There was some chatter online yesterday about the fact that the UK Supreme Court sat for the first time with a 3-2 female-male majority. The Supreme Court of New Zealand had done so last year. Despite the complement of female justices over the last 20 years, the Supreme Court of Canada doesn’t seem to have had a female majority panel yet. And there haven’t been sufficient female justices on the High Court of Australia for it to have happened there. Against that backdrop, I thought I’d find out if and when the Irish Supreme Court had first sat with female majority panels, and this is what I found.

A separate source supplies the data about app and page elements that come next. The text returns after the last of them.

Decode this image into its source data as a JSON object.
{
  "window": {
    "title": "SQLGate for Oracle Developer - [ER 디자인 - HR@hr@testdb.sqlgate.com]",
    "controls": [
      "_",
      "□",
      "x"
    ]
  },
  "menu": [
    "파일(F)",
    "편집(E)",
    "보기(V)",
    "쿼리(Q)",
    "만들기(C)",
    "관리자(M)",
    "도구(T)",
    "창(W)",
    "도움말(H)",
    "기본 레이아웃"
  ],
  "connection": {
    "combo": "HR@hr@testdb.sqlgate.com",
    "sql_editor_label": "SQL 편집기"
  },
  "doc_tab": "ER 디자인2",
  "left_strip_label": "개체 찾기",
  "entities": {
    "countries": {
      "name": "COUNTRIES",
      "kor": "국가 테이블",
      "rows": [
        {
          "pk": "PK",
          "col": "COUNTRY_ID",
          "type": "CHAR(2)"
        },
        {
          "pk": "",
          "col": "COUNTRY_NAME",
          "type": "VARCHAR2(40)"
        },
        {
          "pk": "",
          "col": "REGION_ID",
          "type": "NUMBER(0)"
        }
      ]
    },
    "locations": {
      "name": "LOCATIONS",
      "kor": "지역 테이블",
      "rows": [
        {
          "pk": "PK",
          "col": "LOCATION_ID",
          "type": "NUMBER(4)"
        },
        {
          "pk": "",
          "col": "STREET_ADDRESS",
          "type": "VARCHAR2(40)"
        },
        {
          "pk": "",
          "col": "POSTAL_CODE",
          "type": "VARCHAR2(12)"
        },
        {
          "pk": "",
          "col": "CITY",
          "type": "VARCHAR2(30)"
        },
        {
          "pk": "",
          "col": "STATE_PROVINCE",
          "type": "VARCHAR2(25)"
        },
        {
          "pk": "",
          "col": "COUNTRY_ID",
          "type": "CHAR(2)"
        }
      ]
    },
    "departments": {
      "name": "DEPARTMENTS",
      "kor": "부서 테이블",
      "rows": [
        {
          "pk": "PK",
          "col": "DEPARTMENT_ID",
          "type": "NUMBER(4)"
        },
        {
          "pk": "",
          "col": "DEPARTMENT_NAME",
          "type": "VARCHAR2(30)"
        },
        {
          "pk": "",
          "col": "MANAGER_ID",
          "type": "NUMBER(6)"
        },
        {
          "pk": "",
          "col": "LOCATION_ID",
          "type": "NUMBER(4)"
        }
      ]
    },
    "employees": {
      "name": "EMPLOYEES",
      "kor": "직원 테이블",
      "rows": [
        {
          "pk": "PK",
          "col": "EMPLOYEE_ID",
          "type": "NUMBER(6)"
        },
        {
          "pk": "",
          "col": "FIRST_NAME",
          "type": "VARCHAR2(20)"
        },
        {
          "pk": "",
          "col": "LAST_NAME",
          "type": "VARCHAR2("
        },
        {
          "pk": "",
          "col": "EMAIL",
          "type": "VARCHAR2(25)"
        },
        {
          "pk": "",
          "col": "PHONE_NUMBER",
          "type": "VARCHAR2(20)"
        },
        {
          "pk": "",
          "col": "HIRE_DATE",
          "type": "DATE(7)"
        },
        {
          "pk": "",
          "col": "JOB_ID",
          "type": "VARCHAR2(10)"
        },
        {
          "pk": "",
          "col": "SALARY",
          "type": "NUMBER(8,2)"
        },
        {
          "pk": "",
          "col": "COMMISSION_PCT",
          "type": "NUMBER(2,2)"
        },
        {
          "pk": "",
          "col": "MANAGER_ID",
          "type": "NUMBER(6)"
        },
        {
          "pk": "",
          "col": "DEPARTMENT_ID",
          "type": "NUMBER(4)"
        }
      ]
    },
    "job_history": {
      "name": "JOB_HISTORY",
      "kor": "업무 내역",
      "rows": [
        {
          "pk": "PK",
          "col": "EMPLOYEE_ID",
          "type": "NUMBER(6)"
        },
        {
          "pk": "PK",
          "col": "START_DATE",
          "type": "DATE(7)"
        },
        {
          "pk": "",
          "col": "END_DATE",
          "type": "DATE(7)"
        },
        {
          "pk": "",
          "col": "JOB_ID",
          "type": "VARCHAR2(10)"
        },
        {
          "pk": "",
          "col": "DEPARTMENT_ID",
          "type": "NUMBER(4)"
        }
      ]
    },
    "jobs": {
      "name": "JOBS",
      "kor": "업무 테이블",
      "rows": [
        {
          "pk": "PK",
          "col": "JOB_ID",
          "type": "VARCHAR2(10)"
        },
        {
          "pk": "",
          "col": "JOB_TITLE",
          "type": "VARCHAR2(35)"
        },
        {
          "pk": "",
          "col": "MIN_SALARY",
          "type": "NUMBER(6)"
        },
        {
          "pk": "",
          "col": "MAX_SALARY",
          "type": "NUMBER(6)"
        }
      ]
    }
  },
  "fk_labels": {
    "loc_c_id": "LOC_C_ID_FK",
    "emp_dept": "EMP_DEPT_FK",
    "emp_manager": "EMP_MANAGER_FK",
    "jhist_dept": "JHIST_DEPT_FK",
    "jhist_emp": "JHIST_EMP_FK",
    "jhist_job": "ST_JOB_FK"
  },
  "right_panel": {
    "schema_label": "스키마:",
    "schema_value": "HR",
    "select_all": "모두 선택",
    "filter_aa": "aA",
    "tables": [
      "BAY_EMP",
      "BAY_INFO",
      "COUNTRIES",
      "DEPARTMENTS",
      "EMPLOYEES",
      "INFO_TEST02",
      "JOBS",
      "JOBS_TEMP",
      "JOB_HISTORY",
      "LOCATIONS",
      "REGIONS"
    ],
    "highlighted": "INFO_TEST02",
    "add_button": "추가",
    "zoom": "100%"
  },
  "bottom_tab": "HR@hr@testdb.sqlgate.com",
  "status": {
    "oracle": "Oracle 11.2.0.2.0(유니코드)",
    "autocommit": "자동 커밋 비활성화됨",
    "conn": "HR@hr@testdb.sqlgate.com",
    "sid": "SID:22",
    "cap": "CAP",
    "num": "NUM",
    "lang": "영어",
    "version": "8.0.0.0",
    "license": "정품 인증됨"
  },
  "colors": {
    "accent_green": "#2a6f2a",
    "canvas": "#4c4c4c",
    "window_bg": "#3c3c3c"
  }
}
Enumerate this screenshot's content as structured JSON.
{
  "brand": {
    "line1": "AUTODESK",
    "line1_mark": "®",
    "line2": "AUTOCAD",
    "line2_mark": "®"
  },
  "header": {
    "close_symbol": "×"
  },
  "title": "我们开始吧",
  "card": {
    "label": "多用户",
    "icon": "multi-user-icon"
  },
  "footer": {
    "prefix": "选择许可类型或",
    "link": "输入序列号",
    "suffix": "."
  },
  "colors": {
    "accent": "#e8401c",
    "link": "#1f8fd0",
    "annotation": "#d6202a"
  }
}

The first majority female panel in the Irish Supreme Court happened more than EIGHTEEN years ago. Denham J was the first woman appointed to the Supreme Court, in 1992; McGuinness J was the second, in January 2000; and a female 2-1 majority on a 3-judge panel of the Supreme Court happened almost immediately after that appointment, in February 2000. In Dalton v Governor of the Training Unit  IESC 49 (29 February 2000) Denham and McGuinness JJ sat with Hardiman J (the image, above left, is of McGuinness J (left) and Denham J (right)).
Macken J (pictured right) was the third woman appointed to the Supreme Court, in May 2005; and a female 3-2 majority on a 5-judge panel of the Supreme happened soon after that appointment, in November 2005. In DPP v Gilligan  IESC 78 (23 November 2005) Denham, McGuinness and Macken JJ sat with Geoghegan and Fennelly JJ.
There does not seem to have been a 3-judge panel on which all three of Denham, McGuinness and Macken JJ sat before McGuinness J retired at the end of 2005.
Denham J became Chief Justice in 2011 (and retired in 2017). The next women appointed were Laffoy J (2013–2017) and Dunne J (2013-present), appointed on the same day (pictured left are Laffoy J (left) and Dunne J (right) on the occasion of their appointment to the Supreme Court by President Higgins (centre)). The first all-female 3-judge panel is Cagney v Bank of Ireland  IESC 80 (22 October 2015) on which Denham CJ, Laffoy and Dunne JJ sat.
The next women appointed were O’Malley J (2015-present; pictured right), and Finlay Geoghegan J (2017-present). The first female 4-3 majority on a 7-judge panel was Murray v Budds  IESC 4 (02 February 2017) where Denham CJ, Laffoy, Dunne and O’Malley JJ sat with O’Donnell, McKechnie and MacMenamin JJ.
Incidentally, given that some of the recent coverage of the UK Supreme Court centred on the fact that Lady Arden succeeded her husband Lord Mance on the Supreme Court bench, it should be noted that Ireland got here first too, with Finlay Geoghegan J (pictured left) being appointed to the Supreme Court some time after her husband, Hugh Geoghegan, retired from that court.
Finally, Ruth Bader Ginsburg, Associate Justice of the US Supreme Court, has said many times:
People ask me sometimes, ‘When do you think it will be enough? When will there be enough women on the court?’ And my answer is: when there are nine.
By that standard, the Irish Supreme Court has a way to go for an all-female bench of 5 or 7, or for every judge to be female. But it is far ahead of many of its counterparts elsewhere in the common law world. And it has done so quietly, without any of the fanfare that accompanied yesterday’s hearing in the UK Supreme Court.
Update (28 July 2019): In May 2019, when Finlay Geoghegan J retired, she was succeeded by Irvine J (pictured right), so the gender-balance on the Court did not change. Petecel v Minister for Social Protection  IESC 58 (18 July 2019), which is the first decision in which Irvine J participated, was a majority-female three-judge panel in which O’Malley J gave a judgment in which Clarke CJ and Irvine J concurred.